Some children might be at risk because of parents’ reluctance to seek medical help, or support with parenting during the Coronavirus epidemic, according to the Children’s Commissioner for Wales.
Professor Sally Holland, the children’s commissioner, said it was important that parents did not allow the Coronavirus to impact their decision-making when it comes to seeking help:
“I completely understand why parents might feel reluctant to go to their GP or hospital in the current situation. They might feel like they’re putting their children or themselves at risk or perhaps they feel like they would be burdening stretched medical teams with something unimportant.
“But this reluctance could result in children not getting the medical help they need for potentially serious illnesses, which would completely outweigh the risk posed by leaving the house and attending hospital.
“I would like to urge all parents to get medical help or advice for the same issues that would have prompted them to see their doctor or local hospital before the coronavirus epidemic.
“For other issues like extra support if they are struggling at home, families need to know their local authority’s social services are absolutely still running and are still there to give them the support they need.”
A paediatric consultant at the Children’s hospital for Wales said meningitis and sepsis could be among the potentially life-threatening conditions missed if parents keep their children away from hospitals.
Dr Jennifer Evans said:
“On the whole COVID is a much milder disease in children, and children will continue to get other illnesses.
“We know there are significantly fewer children coming to Children’s departments – in our own department this is by a factor of up to 75% as compared to this time last year. This is a rough figure but based on the past 3 weeks as compared with march/April last year. This is a pattern being seen across the UK.
“We are anxious that other conditions that need urgent treatment including meningitis and sepsis are not being missed and want to reassure parents that children’s departments are open and are safe.

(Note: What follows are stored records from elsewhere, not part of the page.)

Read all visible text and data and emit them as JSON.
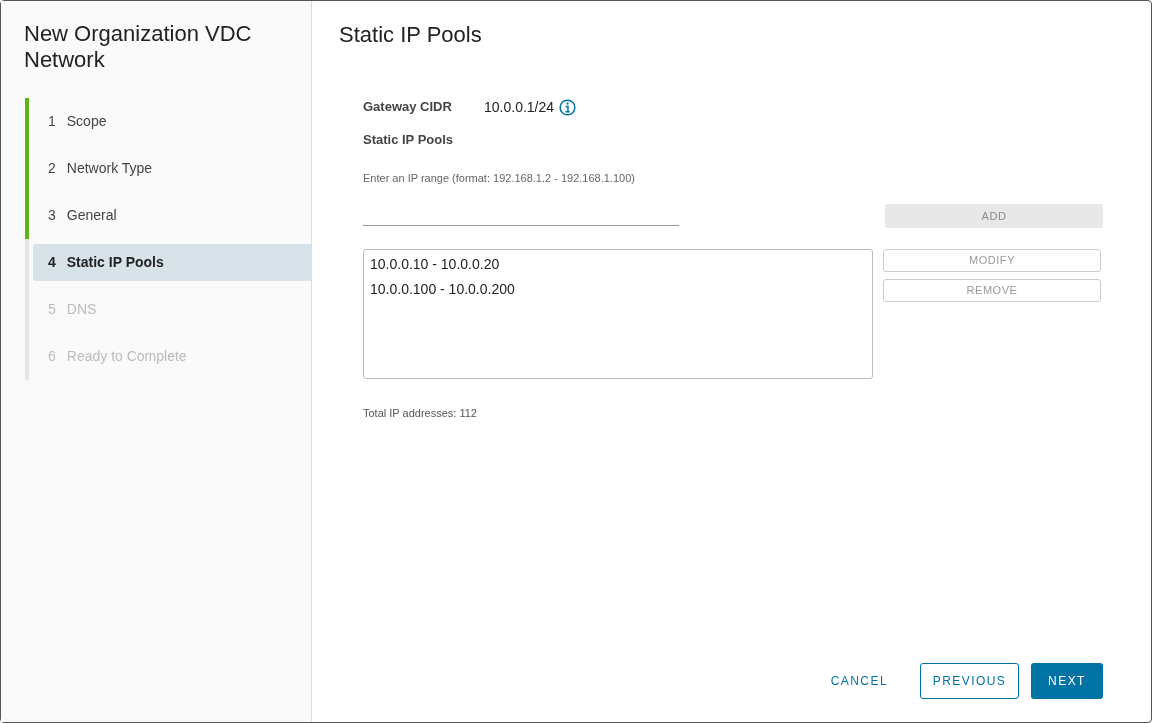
{
  "wizard": {
    "title": "New Organization VDC Network",
    "steps": [
      {
        "number": "1",
        "label": "Scope",
        "completed": true,
        "selected": false,
        "disabled": false
      },
      {
        "number": "2",
        "label": "Network Type",
        "completed": true,
        "selected": false,
        "disabled": false
      },
      {
        "number": "3",
        "label": "General",
        "completed": true,
        "selected": false,
        "disabled": false
      },
      {
        "number": "4",
        "label": "Static IP Pools",
        "completed": false,
        "selected": true,
        "disabled": false
      },
      {
        "number": "5",
        "label": "DNS",
        "completed": false,
        "selected": false,
        "disabled": true
      },
      {
        "number": "6",
        "label": "Ready to Complete",
        "completed": false,
        "selected": false,
        "disabled": true
      }
    ]
  },
  "page": {
    "title": "Static IP Pools",
    "gateway": {
      "label": "Gateway CIDR",
      "value": "10.0.0.1/24"
    },
    "pools_label": "Static IP Pools",
    "range_field": {
      "label": "Enter an IP range (format: 192.168.1.2 - 192.168.1.100)"
    },
    "add_button": {
      "label": "ADD",
      "disabled": true
    },
    "pools": [
      {
        "text": "10.0.0.10 - 10.0.0.20",
        "selected": false
      },
      {
        "text": "10.0.0.100 - 10.0.0.200",
        "selected": false
      }
    ],
    "list_buttons": [
      {
        "label": "MODIFY",
        "disabled": true
      },
      {
        "label": "REMOVE",
        "disabled": true
      }
    ],
    "total": "Total IP addresses: 112"
  },
  "footer": [
    {
      "label": "CANCEL",
      "kind": "link"
    },
    {
      "label": "PREVIOUS",
      "kind": "outline"
    },
    {
      "label": "NEXT",
      "kind": "primary"
    }
  ]
}
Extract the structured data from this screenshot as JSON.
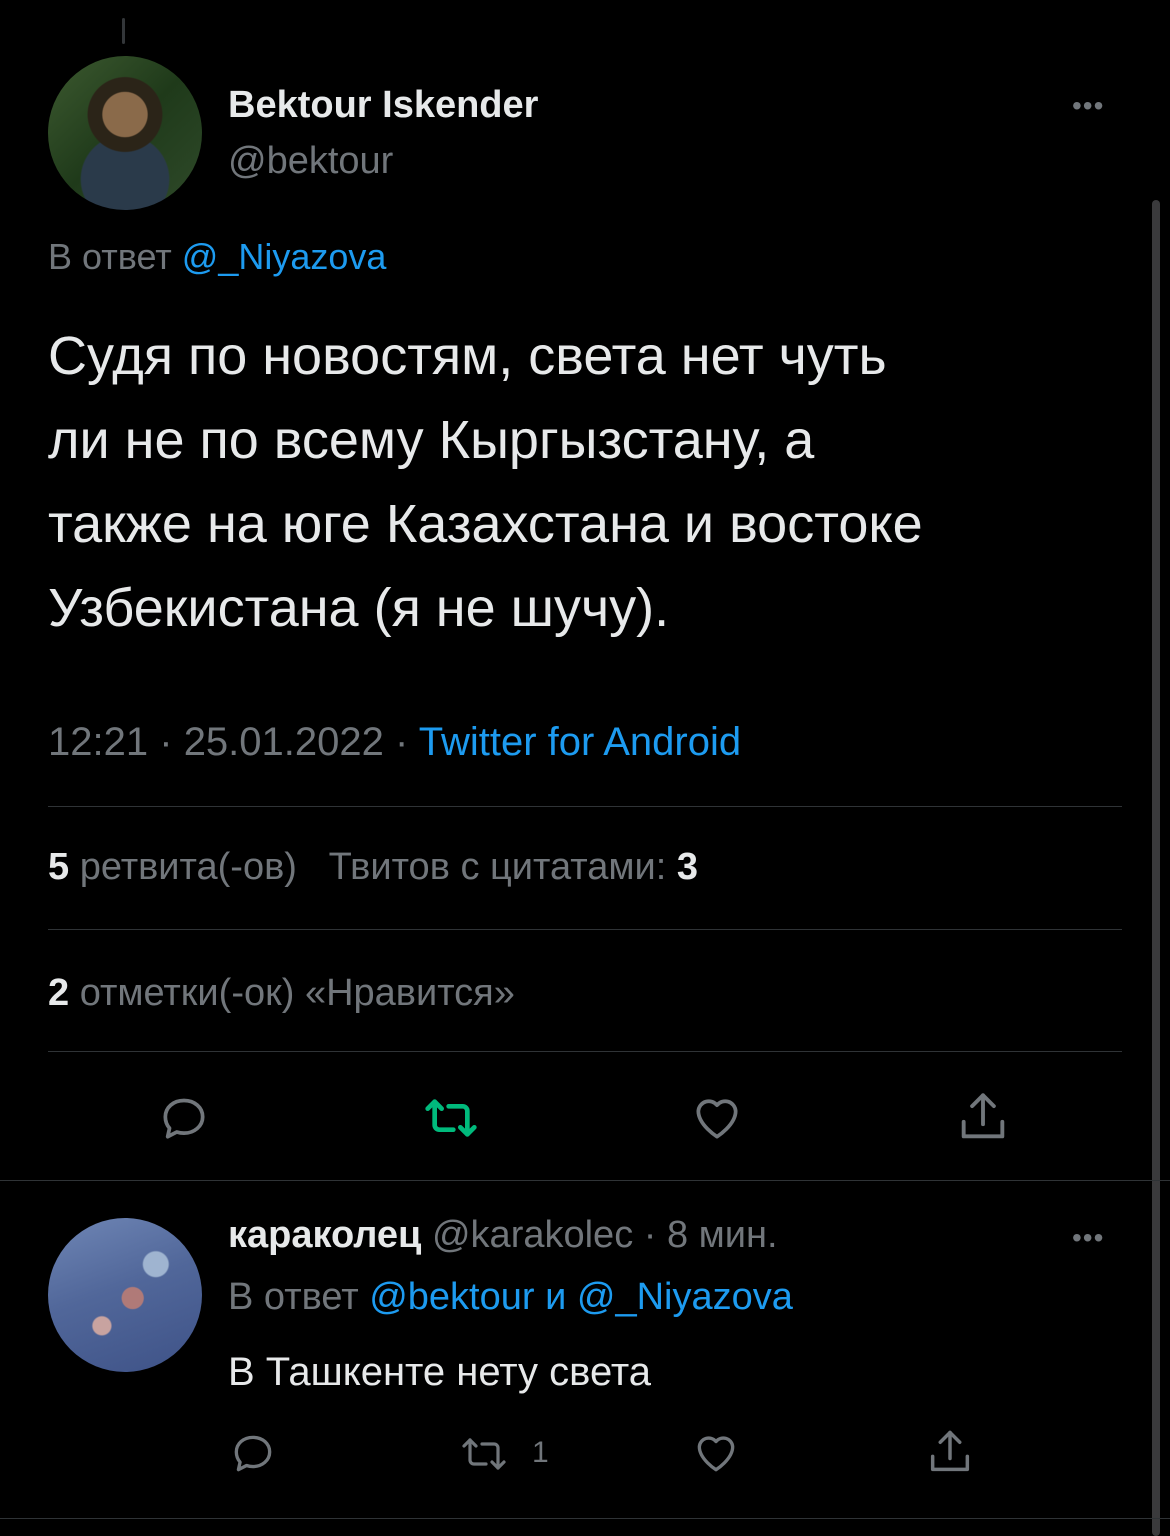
{
  "tweet": {
    "author_name": "Bektour Iskender",
    "author_handle": "@bektour",
    "replying_label": "В ответ",
    "replying_to": "@_Niyazova",
    "text": "Судя по новостям, света нет чуть\nли не по всему Кыргызстану, а\nтакже на юге Казахстана и востоке\nУзбекистана (я не шучу).",
    "time": "12:21",
    "date": "25.01.2022",
    "separator": "·",
    "source": "Twitter for Android",
    "retweets_count": "5",
    "retweets_label": "ретвита(-ов)",
    "quotes_label": "Твитов с цитатами:",
    "quotes_count": "3",
    "likes_count": "2",
    "likes_label": "отметки(-ок) «Нравится»",
    "more_icon": "•••"
  },
  "reply": {
    "author_name": "караколец",
    "author_handle": "@karakolec",
    "separator": "·",
    "time_ago": "8 мин.",
    "replying_label": "В ответ",
    "replying_to_1": "@bektour",
    "conjunction": "и",
    "replying_to_2": "@_Niyazova",
    "text": "В Ташкенте нету света",
    "retweet_count": "1",
    "more_icon": "•••"
  },
  "colors": {
    "background": "#000000",
    "text": "#e7e9ea",
    "muted": "#71767b",
    "link": "#1d9bf0",
    "retweet_active": "#00ba7c",
    "divider": "#2f3336"
  },
  "icons": [
    "reply-icon",
    "retweet-icon",
    "like-icon",
    "share-icon",
    "more-icon"
  ]
}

“We also want to reassure parents that one parent or carer will be able to stay with their child at all times if they come to the hospital.
“And finally we want to stress that babies are taken for their routine immunisations when they are called – we do not want to see further outbreaks of infections in the future if this can be avoided – and there is a risk of this happening if we do not keep our rates of immunisation high.”
Dr Giri Shankar, Incident Director for the Novel Coronavirus (COVID-19) outbreak response at Public Health Wales added:
“It is important that vital health services remain open to those that need them the most. When accessing these services, it’s vital that you adhere as much as possible to the social distancing guidance and protect yours and your families health, while ensuring they receive the care and support they need.”
The Commissioner also warned that a drop in referrals to social services meant that children across Wales could be going without the support they need.
“Family support services and children’s mental health services are still available, even though they’ve had to find new ways of supporting families. If families are struggling with parenting or family relationships, they should be assured that there is help out there.
“Additionally, if any member of the public is worried about the safety of a child in their community they should discuss these concerns with their local authority, the NSPCC or the police.”
Marian Parry Hughes, chair of the All Wales Heads of Children’s Services Group, which consists of heads of children’s services from all local authorities, said that the majority of Wales’ 22 local authorities were reporting a reduction in safeguarding referrals, and estimated that in her own authority of Gwynedd there had been a 50% drop in all referrals compared to the same period last year, which includes safeguarding as well as a wide variety of help and support.
“Since the start of this period of social distancing and self-isolating, Children’s Social Care has had to adapt to a new and different way of working. We are very aware of the risk of some safeguarding matters not being brought to the attention of our services due to children having less contact with their schools and with the other agencies who usually work with families.
“Due to the overall reduction in the numbers of referrals being made to Children’s Services at present, I would like to assure you that Local Authorities’ Children’s Services in Wales are operating a ‘business as usual’ approach to safeguarding issues.
“This means that we would respond in the same way as usual to any reports of concern or harm regarding a child or young person and will ensure that our response places their safety and welfare first. It is therefore imperative that anyone who has any concern knows that help and support is available and that they can contact the Local Authority with their concerns.”